TASK INSTRUCTIONS: You are asked to copy the entire listing exactly, apart from its pictures.

SOURCE MATERIAL:
Start of Block
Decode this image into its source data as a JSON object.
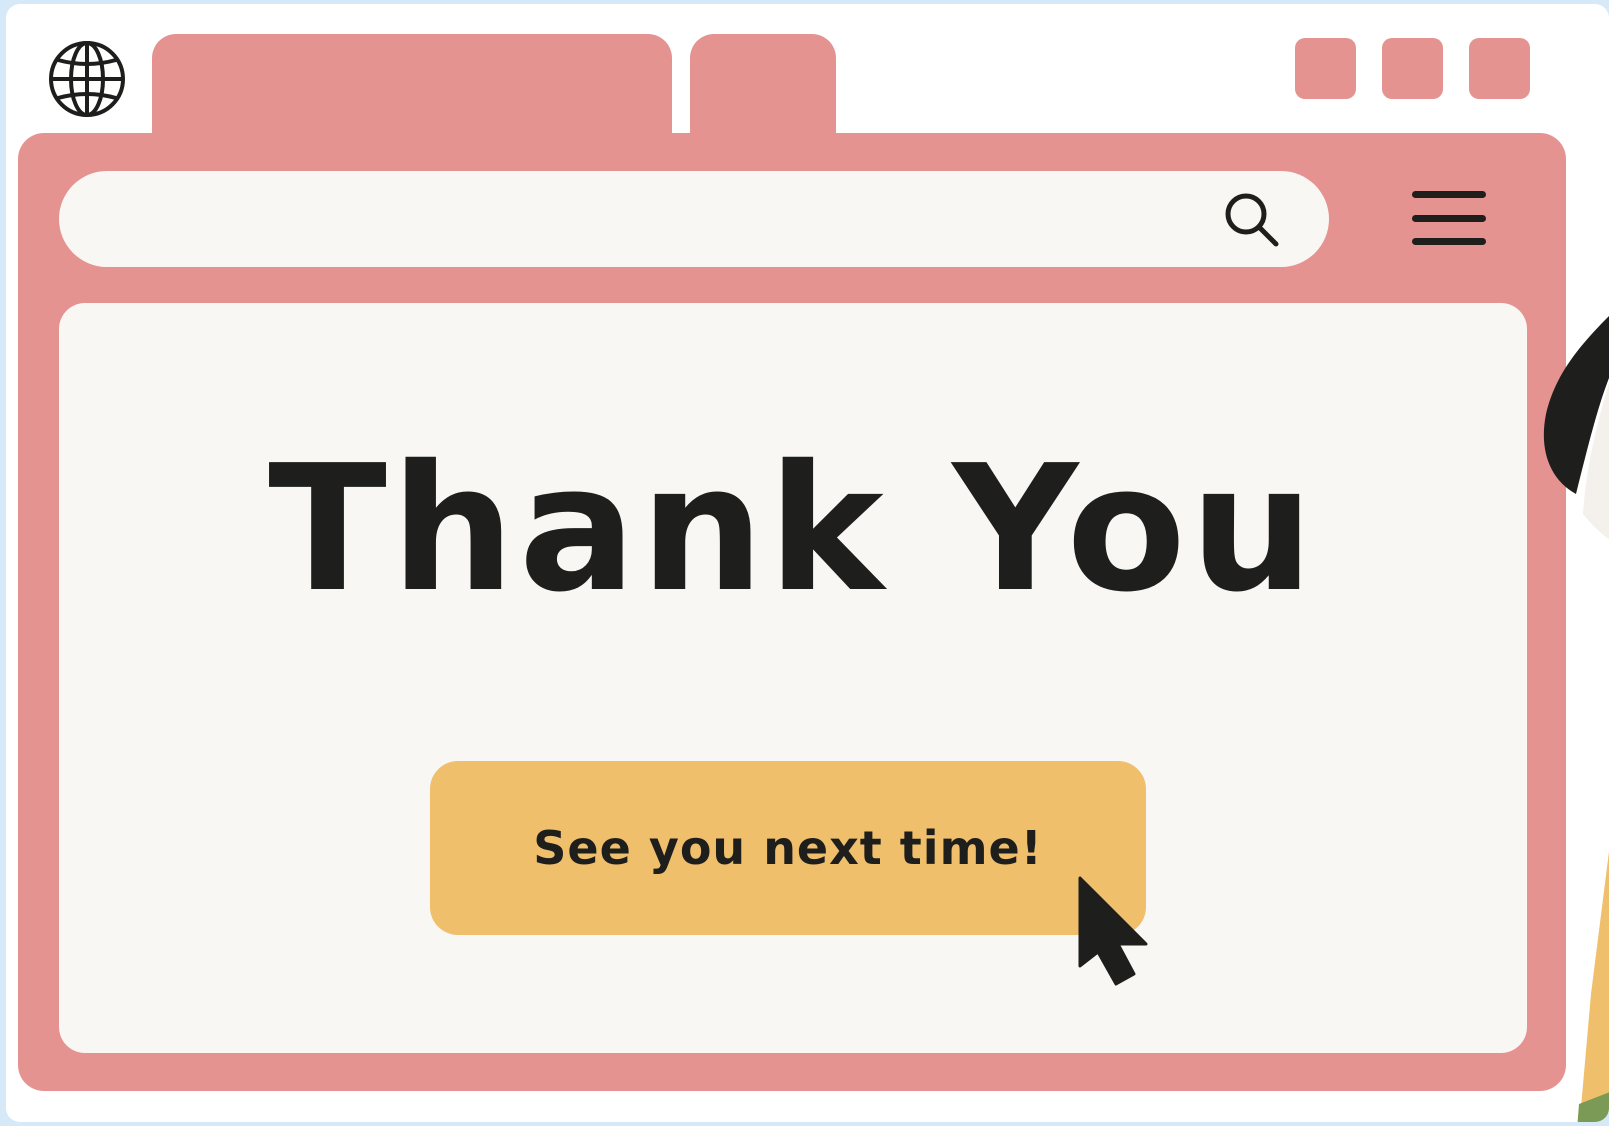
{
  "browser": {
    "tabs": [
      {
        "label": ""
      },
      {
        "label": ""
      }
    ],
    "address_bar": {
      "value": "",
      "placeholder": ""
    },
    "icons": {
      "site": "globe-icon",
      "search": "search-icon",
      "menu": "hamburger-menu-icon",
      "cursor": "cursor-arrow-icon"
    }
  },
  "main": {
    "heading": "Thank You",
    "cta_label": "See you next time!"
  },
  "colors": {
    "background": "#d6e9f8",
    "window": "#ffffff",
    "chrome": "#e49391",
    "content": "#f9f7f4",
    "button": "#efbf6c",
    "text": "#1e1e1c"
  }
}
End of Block
EXERCISE OUTPUT:
Decode this image into its source data as a JSON object.
{
  "browser": {
    "tabs": [
      {
        "label": ""
      },
      {
        "label": ""
      }
    ],
    "address_bar": {
      "value": "",
      "placeholder": ""
    },
    "icons": {
      "site": "globe-icon",
      "search": "search-icon",
      "menu": "hamburger-menu-icon",
      "cursor": "cursor-arrow-icon"
    }
  },
  "main": {
    "heading": "Thank You",
    "cta_label": "See you next time!"
  },
  "colors": {
    "background": "#d6e9f8",
    "window": "#ffffff",
    "chrome": "#e49391",
    "content": "#f9f7f4",
    "button": "#efbf6c",
    "text": "#1e1e1c"
  }
}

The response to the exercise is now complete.